         During a hearing before the CAB, the District argued primarily that Prince/Schlosser's delay claims were barred under the contract and that, in any event, all of the claims lacked merit. Specifically, the District asserted that the delay claims were barred because Prince/Schlosser: 1) failed to submit written notice of its intended claims within "[thirty] days after receipt of a written Change Order, "[5] and 2) failed to submit certified "cost or pricing data, "[6] which prevented the District from properly assessing the merits of Prince/Schlosser's claims.

         The CAB disagreed with the District, and held that Prince/Schlosser's failure to comply with the thirty-day notice requirement was not a violation of the Contract because "[b]oards and courts have generally not strictly enforced such notice requirements absent a finding that the government is prejudiced" by the untimely notice. The CAB concluded that there was no prejudice to the District here because "the District was well aware of the operative facts underlying each of the" delay claims given that Prince/Schlosser "promptly notified the District" of each event leading to the delays. The CAB also held that Prince/Schlosser was not required to submit certified "cost or pricing data" with its delay claims because it filed the claims after it accrued the actual costs associated with the delay, and once Prince/Schlosser incurred "the impact costs by performing changed work, cost or pricing data [was] no longer the basis of negotiation of the adjustment." The CAB determined that Prince/Schlosser complied with the Contract when it provided the actual breakdown of its indirect costs.
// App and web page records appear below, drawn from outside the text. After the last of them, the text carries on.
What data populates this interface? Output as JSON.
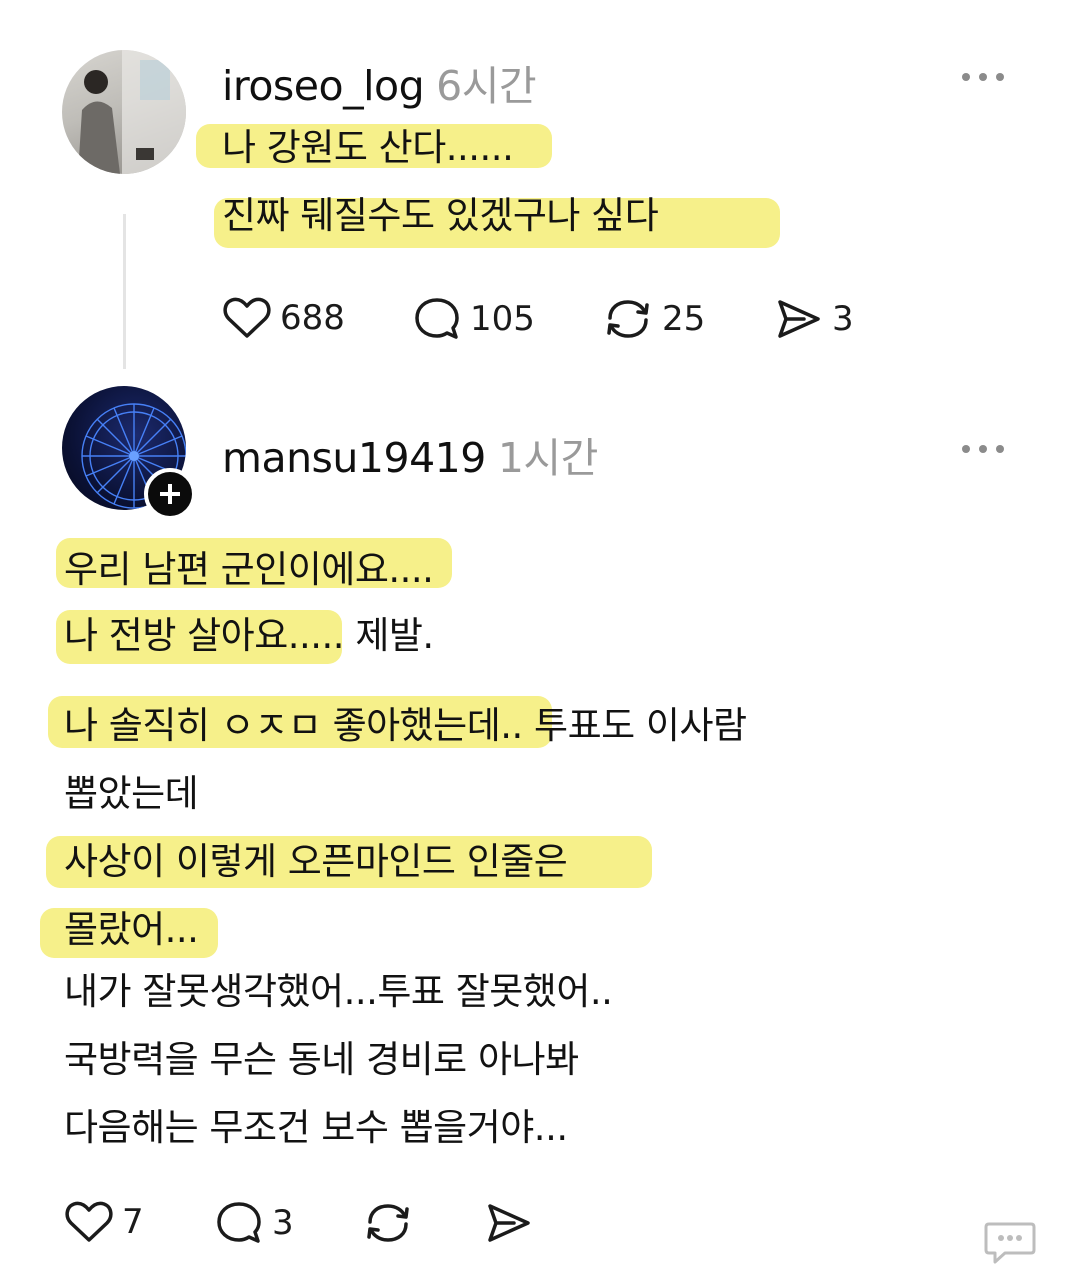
{
  "posts": [
    {
      "username": "iroseo_log",
      "time": "6시간",
      "lines": [
        "나 강원도 산다......",
        "진짜 뒈질수도 있겠구나 싶다"
      ],
      "actions": {
        "likes": "688",
        "comments": "105",
        "reposts": "25",
        "shares": "3"
      }
    },
    {
      "username": "mansu19419",
      "time": "1시간",
      "lines": [
        "우리 남편 군인이에요....",
        "나 전방 살아요..... 제발.",
        "나 솔직히 ㅇㅈㅁ 좋아했는데.. 투표도 이사람",
        "뽑았는데",
        "사상이 이렇게 오픈마인드 인줄은",
        "몰랐어...",
        "내가 잘못생각했어...투표 잘못했어..",
        "국방력을 무슨 동네 경비로 아나봐",
        "다음해는 무조건 보수 뽑을거야..."
      ],
      "actions": {
        "likes": "7",
        "comments": "3"
      }
    }
  ],
  "colors": {
    "highlight": "#f6f08a",
    "muted": "#9a9a9a",
    "text": "#141414"
  },
  "icons": [
    "heart-icon",
    "comment-icon",
    "repost-icon",
    "share-icon",
    "more-icon",
    "follow-plus-icon",
    "chat-bubble-icon"
  ]
}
         Regarding the merits of the claims, the CAB reviewed the Contract, heard testimony from representatives of both parties as well as an expert witness who evaluated the schedule delays, and found that Prince/Schlosser should be awarded damages. Specifically, the CAB found the District responsible for the contractor's indirect costs resulting from the additional work, including: 1) relocating a storm drainage pipe, 2) installing a fire sprinkler pump, 3) removing a subsurface concrete obstruction, 4) obtaining a fire-suppression system permit, and 5) completing a roof deck modification.[7] It also found the District responsible for the costs incurred from the unanticipated tasks of wiring truck scales and using a sulfate-resistant concrete mix. The CAB calculated the award by adding together Prince/Schlosser's incurred costs for which the CAB concluded the District was responsible, which amounted to $585, 498.98.[8] This petition for review followed.

         II. Discussion

         A. Standard of Review

         Contractual interpretation is a legal question, which this court reviews de novo. Tillery v. District of Columbia Contract Appeals Bd., 912 A.2d 1169, 1176 (D.C. 2006). We nonetheless "accord great weight to the [CAB's] construction of a government contract, so long as that construction is not unreasonable." Id. at 1175 (quoting Unfoldment, Inc. v. District of Columbia Contract Appeals Bd., 909 A.2d 204, 208-09 (D.C. 2006)) (alteration in original). In reviewing the CAB's decision, we "look not only to the case law on which the [CAB] relied but to other decisions of the United States Court of Appeals for the Federal Circuit, the former United States Court of Claims and its successors, and the various federal boards of contract appeals." District of Columbia v. Org. for Envtl. Growth, Inc. ("OFERGO I"), 700 A.2d 185, 198 (D.C. 1997); see also Abadie v. District of Columbia Contract Appeals Bd., 916 A.2d 913, 919 (D.C. 2007).[9]

         B.Prince/Schlosser's Delay Claims ...


Buy This Entire Record For $7.95

Download the entire decision to receive the complete text, official citation,
docket number, dissents and concurrences, and footnotes for this case.

Learn more about what you receive with purchase of this case.